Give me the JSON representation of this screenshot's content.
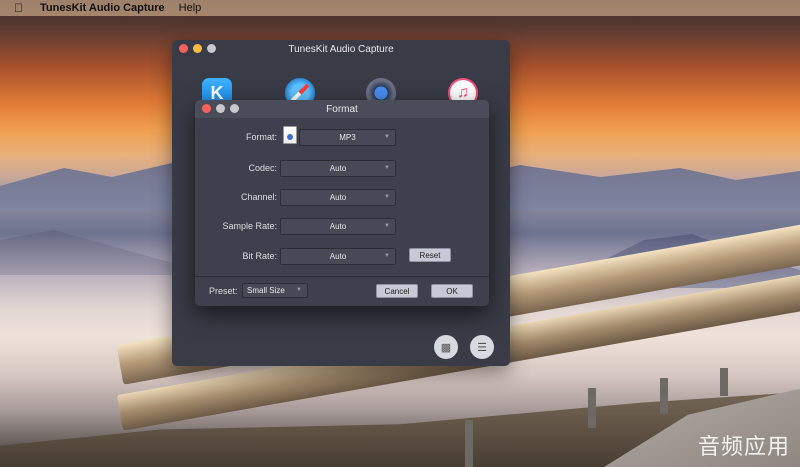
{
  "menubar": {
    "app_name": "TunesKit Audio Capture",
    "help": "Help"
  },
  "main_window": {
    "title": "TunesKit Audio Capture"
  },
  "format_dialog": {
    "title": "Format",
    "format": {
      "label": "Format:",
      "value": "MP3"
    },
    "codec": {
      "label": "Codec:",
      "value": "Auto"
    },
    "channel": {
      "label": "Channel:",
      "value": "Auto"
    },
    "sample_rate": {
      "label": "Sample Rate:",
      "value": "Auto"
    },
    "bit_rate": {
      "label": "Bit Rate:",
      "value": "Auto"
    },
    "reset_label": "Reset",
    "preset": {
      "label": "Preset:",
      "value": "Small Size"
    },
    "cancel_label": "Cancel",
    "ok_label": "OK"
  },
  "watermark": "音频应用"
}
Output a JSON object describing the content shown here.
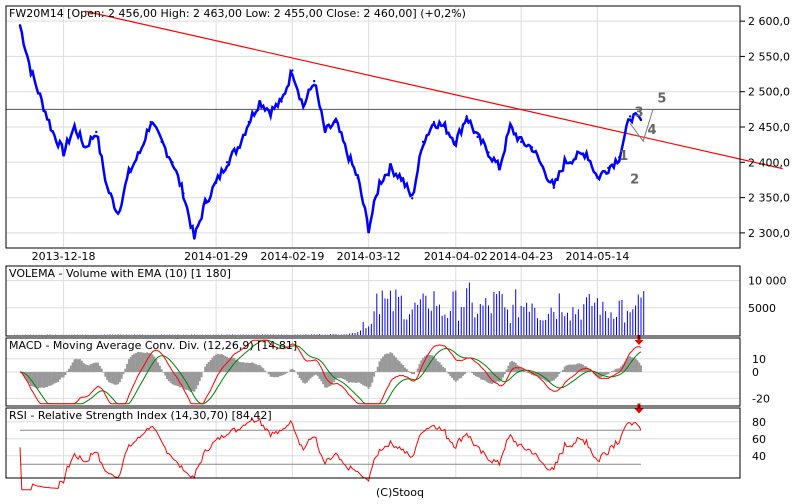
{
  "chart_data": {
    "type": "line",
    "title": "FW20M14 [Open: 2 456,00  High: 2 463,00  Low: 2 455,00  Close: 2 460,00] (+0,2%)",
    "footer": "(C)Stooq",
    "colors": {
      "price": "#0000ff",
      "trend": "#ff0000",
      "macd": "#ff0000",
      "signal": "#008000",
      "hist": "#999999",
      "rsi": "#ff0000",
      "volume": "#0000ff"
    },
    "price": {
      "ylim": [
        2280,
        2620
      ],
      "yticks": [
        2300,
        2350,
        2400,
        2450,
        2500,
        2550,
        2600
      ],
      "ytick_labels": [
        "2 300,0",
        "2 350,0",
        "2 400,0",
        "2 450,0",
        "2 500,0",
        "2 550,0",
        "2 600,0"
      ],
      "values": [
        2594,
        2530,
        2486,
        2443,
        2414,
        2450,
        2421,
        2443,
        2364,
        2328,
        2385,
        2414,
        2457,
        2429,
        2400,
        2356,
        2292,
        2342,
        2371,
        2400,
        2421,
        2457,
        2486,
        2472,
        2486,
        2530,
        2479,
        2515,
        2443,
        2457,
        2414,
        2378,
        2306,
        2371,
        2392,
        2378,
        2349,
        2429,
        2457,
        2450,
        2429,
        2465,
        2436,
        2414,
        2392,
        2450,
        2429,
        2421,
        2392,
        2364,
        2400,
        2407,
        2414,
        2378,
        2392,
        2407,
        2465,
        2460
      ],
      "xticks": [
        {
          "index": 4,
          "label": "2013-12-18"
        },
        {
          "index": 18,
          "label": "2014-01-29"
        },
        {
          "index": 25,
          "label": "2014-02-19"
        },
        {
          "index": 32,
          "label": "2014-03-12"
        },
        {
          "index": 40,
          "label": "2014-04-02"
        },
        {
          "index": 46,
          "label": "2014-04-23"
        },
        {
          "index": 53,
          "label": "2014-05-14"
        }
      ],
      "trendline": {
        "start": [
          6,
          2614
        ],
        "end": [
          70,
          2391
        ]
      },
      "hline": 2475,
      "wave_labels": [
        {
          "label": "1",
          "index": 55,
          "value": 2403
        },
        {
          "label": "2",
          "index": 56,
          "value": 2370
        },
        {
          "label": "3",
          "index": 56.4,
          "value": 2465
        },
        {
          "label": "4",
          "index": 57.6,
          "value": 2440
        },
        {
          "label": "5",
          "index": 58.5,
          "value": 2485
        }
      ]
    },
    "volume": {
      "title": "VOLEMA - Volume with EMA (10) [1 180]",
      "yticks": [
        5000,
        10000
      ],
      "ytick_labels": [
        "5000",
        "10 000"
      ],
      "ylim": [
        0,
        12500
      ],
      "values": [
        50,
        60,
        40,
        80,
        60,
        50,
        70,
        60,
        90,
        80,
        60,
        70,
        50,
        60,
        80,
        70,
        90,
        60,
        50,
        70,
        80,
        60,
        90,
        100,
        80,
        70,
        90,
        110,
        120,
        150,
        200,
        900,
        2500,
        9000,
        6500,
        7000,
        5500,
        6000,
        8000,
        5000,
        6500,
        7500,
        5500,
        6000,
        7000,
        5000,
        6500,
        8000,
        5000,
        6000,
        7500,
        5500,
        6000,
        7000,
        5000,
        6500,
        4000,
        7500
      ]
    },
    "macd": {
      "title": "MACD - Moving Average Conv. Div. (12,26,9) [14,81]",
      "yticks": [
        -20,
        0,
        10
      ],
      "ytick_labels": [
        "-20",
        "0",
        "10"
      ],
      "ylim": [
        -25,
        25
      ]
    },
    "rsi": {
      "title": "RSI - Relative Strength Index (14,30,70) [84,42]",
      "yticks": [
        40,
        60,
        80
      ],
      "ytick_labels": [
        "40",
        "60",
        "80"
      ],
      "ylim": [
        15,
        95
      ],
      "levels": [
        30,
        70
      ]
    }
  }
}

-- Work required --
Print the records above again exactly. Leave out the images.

-- Written response --
Give me the JSON representation of this screenshot's content.
{
  "menubar": {
    "app_name": "TunesKit Audio Capture",
    "help": "Help"
  },
  "main_window": {
    "title": "TunesKit Audio Capture"
  },
  "format_dialog": {
    "title": "Format",
    "format": {
      "label": "Format:",
      "value": "MP3"
    },
    "codec": {
      "label": "Codec:",
      "value": "Auto"
    },
    "channel": {
      "label": "Channel:",
      "value": "Auto"
    },
    "sample_rate": {
      "label": "Sample Rate:",
      "value": "Auto"
    },
    "bit_rate": {
      "label": "Bit Rate:",
      "value": "Auto"
    },
    "reset_label": "Reset",
    "preset": {
      "label": "Preset:",
      "value": "Small Size"
    },
    "cancel_label": "Cancel",
    "ok_label": "OK"
  },
  "watermark": "音频应用"
}
Output a JSON object describing the content shown here.
{
  "chart_data": {
    "type": "line",
    "title": "FW20M14 [Open: 2 456,00  High: 2 463,00  Low: 2 455,00  Close: 2 460,00] (+0,2%)",
    "footer": "(C)Stooq",
    "colors": {
      "price": "#0000ff",
      "trend": "#ff0000",
      "macd": "#ff0000",
      "signal": "#008000",
      "hist": "#999999",
      "rsi": "#ff0000",
      "volume": "#0000ff"
    },
    "price": {
      "ylim": [
        2280,
        2620
      ],
      "yticks": [
        2300,
        2350,
        2400,
        2450,
        2500,
        2550,
        2600
      ],
      "ytick_labels": [
        "2 300,0",
        "2 350,0",
        "2 400,0",
        "2 450,0",
        "2 500,0",
        "2 550,0",
        "2 600,0"
      ],
      "values": [
        2594,
        2530,
        2486,
        2443,
        2414,
        2450,
        2421,
        2443,
        2364,
        2328,
        2385,
        2414,
        2457,
        2429,
        2400,
        2356,
        2292,
        2342,
        2371,
        2400,
        2421,
        2457,
        2486,
        2472,
        2486,
        2530,
        2479,
        2515,
        2443,
        2457,
        2414,
        2378,
        2306,
        2371,
        2392,
        2378,
        2349,
        2429,
        2457,
        2450,
        2429,
        2465,
        2436,
        2414,
        2392,
        2450,
        2429,
        2421,
        2392,
        2364,
        2400,
        2407,
        2414,
        2378,
        2392,
        2407,
        2465,
        2460
      ],
      "xticks": [
        {
          "index": 4,
          "label": "2013-12-18"
        },
        {
          "index": 18,
          "label": "2014-01-29"
        },
        {
          "index": 25,
          "label": "2014-02-19"
        },
        {
          "index": 32,
          "label": "2014-03-12"
        },
        {
          "index": 40,
          "label": "2014-04-02"
        },
        {
          "index": 46,
          "label": "2014-04-23"
        },
        {
          "index": 53,
          "label": "2014-05-14"
        }
      ],
      "trendline": {
        "start": [
          6,
          2614
        ],
        "end": [
          70,
          2391
        ]
      },
      "hline": 2475,
      "wave_labels": [
        {
          "label": "1",
          "index": 55,
          "value": 2403
        },
        {
          "label": "2",
          "index": 56,
          "value": 2370
        },
        {
          "label": "3",
          "index": 56.4,
          "value": 2465
        },
        {
          "label": "4",
          "index": 57.6,
          "value": 2440
        },
        {
          "label": "5",
          "index": 58.5,
          "value": 2485
        }
      ]
    },
    "volume": {
      "title": "VOLEMA - Volume with EMA (10) [1 180]",
      "yticks": [
        5000,
        10000
      ],
      "ytick_labels": [
        "5000",
        "10 000"
      ],
      "ylim": [
        0,
        12500
      ],
      "values": [
        50,
        60,
        40,
        80,
        60,
        50,
        70,
        60,
        90,
        80,
        60,
        70,
        50,
        60,
        80,
        70,
        90,
        60,
        50,
        70,
        80,
        60,
        90,
        100,
        80,
        70,
        90,
        110,
        120,
        150,
        200,
        900,
        2500,
        9000,
        6500,
        7000,
        5500,
        6000,
        8000,
        5000,
        6500,
        7500,
        5500,
        6000,
        7000,
        5000,
        6500,
        8000,
        5000,
        6000,
        7500,
        5500,
        6000,
        7000,
        5000,
        6500,
        4000,
        7500
      ]
    },
    "macd": {
      "title": "MACD - Moving Average Conv. Div. (12,26,9) [14,81]",
      "yticks": [
        -20,
        0,
        10
      ],
      "ytick_labels": [
        "-20",
        "0",
        "10"
      ],
      "ylim": [
        -25,
        25
      ]
    },
    "rsi": {
      "title": "RSI - Relative Strength Index (14,30,70) [84,42]",
      "yticks": [
        40,
        60,
        80
      ],
      "ytick_labels": [
        "40",
        "60",
        "80"
      ],
      "ylim": [
        15,
        95
      ],
      "levels": [
        30,
        70
      ]
    }
  }
}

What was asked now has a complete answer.